His thin frame, pale skin and light colored hair made him worthy of the nickname Camarón (shrimp). José Monge Cruz, born in San Fernando, in the province of Cádiz, was born to become a living flamenco legend thanks to a powerful voice that made up for his apparently fragile physique.
As a child his singing was heard in the streets of Cádiz, especially in the Venta de Vargas, where the best known flamencos, Lola Flores, Juanito Valderrama and Manolo Caracol, performed. There, amongst shrimp omelets and fish from the Bay, the singer from San Fernando grew as an artist, working side by side with important musicians and dancers of the day and earning his room and board at the same time.
Orphaned by age seven, the need to work was compensated with a talent for singing, and at the age of 12, he is awarded First Prize at the Flamenco Contest at the Montilla Festival (Córdoba). From that moment on, his fame begins to spread, and in 1966, his professional career begins in the companies of flamencos such as Dolores Vargas, Miguel de los Reyes and Juanito Valderrama, with whom he tours America and Europe. The young Camarón tours the world and decides to settle in Madrid, but not before to receiving awards such as the first prize at the Festival del Cante Jondo de Mairena del Alcor in 1966.
It is in Madrid, at the Torres Bermejas tablao, where he spends 12 years of his life accompanying the guitarist Paco Cepero and where he begins to experience amazing success. His very personal manner of singing flamenco, and his subtle changes in rhythm moved all types of audiences.
It is there that he meets the guitarist Paco de Lucía, yet another prodigy of the genre, and it was with him that Camarón recorded nine albums. This coupling was destined for success as both José Monge, Camarón de la Isla, and Paco de Lucía are renowned names in flamenco history.

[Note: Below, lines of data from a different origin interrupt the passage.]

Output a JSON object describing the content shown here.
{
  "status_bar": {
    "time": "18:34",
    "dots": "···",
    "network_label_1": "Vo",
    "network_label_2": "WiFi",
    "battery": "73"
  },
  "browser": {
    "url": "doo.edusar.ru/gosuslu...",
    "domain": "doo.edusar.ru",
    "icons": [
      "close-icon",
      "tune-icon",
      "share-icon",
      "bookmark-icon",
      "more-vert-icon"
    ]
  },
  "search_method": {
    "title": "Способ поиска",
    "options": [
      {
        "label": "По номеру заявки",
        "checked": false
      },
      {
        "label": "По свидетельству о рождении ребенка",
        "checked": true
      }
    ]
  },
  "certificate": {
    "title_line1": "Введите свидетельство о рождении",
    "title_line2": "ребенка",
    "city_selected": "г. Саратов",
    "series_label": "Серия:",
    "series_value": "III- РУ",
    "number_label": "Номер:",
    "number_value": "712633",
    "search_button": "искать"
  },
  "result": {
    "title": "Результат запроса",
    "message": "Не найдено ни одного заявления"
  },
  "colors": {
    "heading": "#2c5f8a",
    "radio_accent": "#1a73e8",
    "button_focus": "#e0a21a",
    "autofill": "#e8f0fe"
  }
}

Camarón has contributed with his prolific discography (17 albums in 23 years) several renowned songs, such as Canastera, Rosa María, Castillo de Arena, Viviré and Como el Agua, among others. However, there are two works particularly worthy of mention. On the one hand, Soy Gitano from 1989, recorded with Vicente Amigo, which became the best selling record in flamenco history. On the other hand there’s La Leyenda del Tiempo (1979), which created a genuine revolution as it included sounds typical of rock and jazz. Those who worked with him during the recording of La Leyenda del Tiempo say that these innovations caused the singer a lot of headaches, as this album was not well received by purists who had previously accepted his unique way of feeling and performing flamenco. New sounds for which the poems of Federico García Lorca were adapted with music by Alameda and with the collaboration of the guitarist Tomatito, which ended up becoming a true classics for flamenco enthusiasts.
As is generally the case in the lives of geniuses, a terminal illness cut short his success and his life. In 1992, Camarón was diagnosed with lung cancer and died that same year at the age of 41, leaving behind a widow, four children and a legion of fans and friends.
A film of Camarón’s life was directed by Jaime Chavarri and Álvaro del Amo with the actor Oscar Jaenada playing the legendary singer.
His death automatically elevated him to mythic status, and Camarón became synonymous with flamenco.